YOUR OBJECTIVE: Which lines of the entries contain the word "title"? Please list them.

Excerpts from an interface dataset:
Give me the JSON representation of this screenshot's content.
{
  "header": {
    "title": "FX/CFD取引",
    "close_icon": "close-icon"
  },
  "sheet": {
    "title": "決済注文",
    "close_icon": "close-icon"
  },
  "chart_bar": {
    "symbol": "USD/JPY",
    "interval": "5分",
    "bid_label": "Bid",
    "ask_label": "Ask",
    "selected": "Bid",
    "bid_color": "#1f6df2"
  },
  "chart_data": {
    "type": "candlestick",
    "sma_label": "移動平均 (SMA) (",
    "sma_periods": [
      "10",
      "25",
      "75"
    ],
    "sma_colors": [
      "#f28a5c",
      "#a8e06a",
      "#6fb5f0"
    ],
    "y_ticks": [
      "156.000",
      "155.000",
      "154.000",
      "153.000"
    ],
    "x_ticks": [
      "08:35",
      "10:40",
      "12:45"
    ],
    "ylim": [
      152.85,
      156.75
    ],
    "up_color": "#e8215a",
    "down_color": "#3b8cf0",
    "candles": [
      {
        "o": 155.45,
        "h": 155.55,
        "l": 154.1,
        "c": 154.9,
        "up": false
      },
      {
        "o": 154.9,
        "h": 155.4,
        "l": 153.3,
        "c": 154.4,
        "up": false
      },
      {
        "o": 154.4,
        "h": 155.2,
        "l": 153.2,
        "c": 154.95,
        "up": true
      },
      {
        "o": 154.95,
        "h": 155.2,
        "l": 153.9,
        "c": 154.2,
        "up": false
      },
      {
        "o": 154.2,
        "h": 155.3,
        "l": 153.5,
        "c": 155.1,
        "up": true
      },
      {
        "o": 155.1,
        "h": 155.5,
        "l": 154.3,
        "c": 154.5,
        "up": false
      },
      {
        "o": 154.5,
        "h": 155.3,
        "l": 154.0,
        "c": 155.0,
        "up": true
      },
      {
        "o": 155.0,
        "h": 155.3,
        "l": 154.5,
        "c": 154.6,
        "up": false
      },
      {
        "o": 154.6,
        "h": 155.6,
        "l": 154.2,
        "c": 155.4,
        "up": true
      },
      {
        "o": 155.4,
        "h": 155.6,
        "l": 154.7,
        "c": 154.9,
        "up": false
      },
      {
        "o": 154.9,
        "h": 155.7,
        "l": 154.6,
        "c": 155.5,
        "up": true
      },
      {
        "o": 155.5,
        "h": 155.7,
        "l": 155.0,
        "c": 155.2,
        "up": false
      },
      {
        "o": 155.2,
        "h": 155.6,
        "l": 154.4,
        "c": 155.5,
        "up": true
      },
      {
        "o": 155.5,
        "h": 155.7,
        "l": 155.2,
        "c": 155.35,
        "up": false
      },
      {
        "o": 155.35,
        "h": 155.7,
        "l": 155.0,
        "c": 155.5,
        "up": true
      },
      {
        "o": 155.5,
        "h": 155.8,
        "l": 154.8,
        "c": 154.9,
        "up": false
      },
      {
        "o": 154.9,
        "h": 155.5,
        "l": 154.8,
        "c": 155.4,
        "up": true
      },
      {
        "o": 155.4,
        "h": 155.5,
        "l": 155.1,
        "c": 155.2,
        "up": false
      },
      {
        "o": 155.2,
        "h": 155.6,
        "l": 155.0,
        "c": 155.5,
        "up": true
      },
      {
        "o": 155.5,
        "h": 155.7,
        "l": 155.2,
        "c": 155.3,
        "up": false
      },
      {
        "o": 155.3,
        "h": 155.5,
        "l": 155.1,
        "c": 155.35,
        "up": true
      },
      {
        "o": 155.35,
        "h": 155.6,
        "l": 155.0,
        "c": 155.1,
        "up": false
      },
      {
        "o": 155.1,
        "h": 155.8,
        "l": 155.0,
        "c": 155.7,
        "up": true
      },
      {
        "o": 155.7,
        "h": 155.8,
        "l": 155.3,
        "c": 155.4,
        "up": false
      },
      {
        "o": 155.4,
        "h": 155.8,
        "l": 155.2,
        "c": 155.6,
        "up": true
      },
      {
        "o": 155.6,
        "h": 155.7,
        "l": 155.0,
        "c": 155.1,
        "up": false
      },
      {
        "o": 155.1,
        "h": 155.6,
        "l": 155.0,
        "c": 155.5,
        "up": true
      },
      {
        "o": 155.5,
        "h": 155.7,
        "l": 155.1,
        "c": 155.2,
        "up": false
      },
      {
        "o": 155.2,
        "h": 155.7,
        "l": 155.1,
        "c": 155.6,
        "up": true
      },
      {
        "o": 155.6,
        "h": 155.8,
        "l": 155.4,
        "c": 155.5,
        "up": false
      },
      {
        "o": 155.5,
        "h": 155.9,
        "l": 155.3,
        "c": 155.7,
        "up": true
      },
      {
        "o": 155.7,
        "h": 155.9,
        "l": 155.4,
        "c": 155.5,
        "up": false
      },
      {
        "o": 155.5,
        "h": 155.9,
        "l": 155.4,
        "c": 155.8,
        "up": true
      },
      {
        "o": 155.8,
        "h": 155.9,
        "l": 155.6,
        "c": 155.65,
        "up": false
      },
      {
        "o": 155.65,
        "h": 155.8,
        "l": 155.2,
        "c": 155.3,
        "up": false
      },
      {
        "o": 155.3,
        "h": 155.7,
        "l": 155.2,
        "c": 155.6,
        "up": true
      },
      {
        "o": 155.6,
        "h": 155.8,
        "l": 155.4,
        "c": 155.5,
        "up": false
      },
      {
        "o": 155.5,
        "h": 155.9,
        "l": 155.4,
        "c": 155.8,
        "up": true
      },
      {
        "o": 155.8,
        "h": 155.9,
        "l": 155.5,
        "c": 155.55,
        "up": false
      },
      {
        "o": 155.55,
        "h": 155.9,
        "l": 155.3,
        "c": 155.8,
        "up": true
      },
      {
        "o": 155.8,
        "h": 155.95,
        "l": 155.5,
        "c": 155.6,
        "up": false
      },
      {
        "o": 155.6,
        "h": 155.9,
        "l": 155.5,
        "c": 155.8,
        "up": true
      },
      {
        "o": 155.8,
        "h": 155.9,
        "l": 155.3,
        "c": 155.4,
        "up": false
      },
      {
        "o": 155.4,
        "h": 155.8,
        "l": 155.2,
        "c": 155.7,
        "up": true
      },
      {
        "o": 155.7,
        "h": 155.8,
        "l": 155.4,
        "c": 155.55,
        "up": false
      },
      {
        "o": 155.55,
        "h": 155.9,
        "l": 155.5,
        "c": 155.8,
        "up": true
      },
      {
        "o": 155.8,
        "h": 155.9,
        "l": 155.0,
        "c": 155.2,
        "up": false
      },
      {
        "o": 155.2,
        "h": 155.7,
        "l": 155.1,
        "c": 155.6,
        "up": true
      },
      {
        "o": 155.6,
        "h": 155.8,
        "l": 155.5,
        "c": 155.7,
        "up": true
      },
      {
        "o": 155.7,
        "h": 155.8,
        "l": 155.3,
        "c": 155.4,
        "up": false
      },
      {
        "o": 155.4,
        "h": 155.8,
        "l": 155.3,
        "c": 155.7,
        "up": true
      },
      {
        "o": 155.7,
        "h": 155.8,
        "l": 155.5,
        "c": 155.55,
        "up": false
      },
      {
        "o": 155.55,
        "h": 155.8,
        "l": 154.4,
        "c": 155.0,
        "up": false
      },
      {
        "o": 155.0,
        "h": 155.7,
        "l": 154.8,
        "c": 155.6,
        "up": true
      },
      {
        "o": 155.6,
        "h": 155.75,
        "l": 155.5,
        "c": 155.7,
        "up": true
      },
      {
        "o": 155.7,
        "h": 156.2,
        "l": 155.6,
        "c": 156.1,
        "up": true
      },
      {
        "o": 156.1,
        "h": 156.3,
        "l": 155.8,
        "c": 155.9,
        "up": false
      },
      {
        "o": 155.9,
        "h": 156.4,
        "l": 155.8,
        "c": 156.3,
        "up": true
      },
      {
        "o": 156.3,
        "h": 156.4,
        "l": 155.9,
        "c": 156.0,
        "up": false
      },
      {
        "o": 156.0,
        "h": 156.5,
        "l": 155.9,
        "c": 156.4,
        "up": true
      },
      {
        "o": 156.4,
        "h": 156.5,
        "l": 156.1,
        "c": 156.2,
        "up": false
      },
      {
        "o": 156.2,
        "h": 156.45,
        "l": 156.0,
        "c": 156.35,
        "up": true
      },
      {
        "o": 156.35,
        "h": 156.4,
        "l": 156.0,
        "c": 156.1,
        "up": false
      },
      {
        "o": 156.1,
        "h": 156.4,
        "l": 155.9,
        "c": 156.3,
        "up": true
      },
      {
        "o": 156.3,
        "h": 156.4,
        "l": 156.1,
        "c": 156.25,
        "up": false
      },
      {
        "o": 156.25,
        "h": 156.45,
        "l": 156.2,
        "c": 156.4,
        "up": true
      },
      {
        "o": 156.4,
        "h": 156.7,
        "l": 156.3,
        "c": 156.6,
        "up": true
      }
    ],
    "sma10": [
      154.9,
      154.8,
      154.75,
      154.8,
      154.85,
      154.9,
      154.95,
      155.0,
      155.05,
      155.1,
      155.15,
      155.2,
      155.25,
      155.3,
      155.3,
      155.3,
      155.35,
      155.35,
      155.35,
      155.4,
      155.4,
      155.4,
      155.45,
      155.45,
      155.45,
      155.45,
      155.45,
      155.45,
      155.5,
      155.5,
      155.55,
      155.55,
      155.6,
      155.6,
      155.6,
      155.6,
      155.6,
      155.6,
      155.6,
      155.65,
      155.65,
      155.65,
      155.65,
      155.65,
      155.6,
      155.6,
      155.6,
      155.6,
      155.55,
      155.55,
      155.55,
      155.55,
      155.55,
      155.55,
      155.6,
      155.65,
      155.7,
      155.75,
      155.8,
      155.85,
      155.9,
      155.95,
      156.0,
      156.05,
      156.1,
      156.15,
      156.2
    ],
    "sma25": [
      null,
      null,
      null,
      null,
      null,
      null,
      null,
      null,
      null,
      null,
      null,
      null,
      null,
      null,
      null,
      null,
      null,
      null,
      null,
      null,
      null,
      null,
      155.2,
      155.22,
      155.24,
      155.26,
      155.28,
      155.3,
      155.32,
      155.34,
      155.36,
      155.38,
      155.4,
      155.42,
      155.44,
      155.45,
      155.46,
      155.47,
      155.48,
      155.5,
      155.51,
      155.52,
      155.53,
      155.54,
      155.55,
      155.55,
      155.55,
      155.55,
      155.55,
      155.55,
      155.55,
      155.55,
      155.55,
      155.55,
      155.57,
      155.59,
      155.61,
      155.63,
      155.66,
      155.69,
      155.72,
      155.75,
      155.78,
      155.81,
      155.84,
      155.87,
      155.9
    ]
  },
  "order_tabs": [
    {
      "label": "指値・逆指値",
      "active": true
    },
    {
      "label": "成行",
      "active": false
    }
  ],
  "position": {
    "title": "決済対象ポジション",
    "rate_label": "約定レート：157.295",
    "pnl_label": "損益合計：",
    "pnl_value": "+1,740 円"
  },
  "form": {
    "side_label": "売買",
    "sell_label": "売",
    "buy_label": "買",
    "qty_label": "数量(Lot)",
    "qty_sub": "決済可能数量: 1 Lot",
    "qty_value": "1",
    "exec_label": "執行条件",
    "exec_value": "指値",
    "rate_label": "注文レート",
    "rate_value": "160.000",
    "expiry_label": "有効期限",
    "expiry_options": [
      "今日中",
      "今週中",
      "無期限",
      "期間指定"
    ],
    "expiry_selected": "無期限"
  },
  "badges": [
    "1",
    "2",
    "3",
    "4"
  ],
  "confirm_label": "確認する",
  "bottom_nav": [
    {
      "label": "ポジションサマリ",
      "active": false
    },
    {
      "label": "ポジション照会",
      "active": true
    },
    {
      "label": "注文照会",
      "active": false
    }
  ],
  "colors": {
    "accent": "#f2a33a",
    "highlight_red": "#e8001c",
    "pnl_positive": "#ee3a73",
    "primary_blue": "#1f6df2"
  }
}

RESULT OF THIS EXERCISE:
    "title": "FX/CFD取引",
    "title": "決済注文",
    "title": "決済対象ポジション",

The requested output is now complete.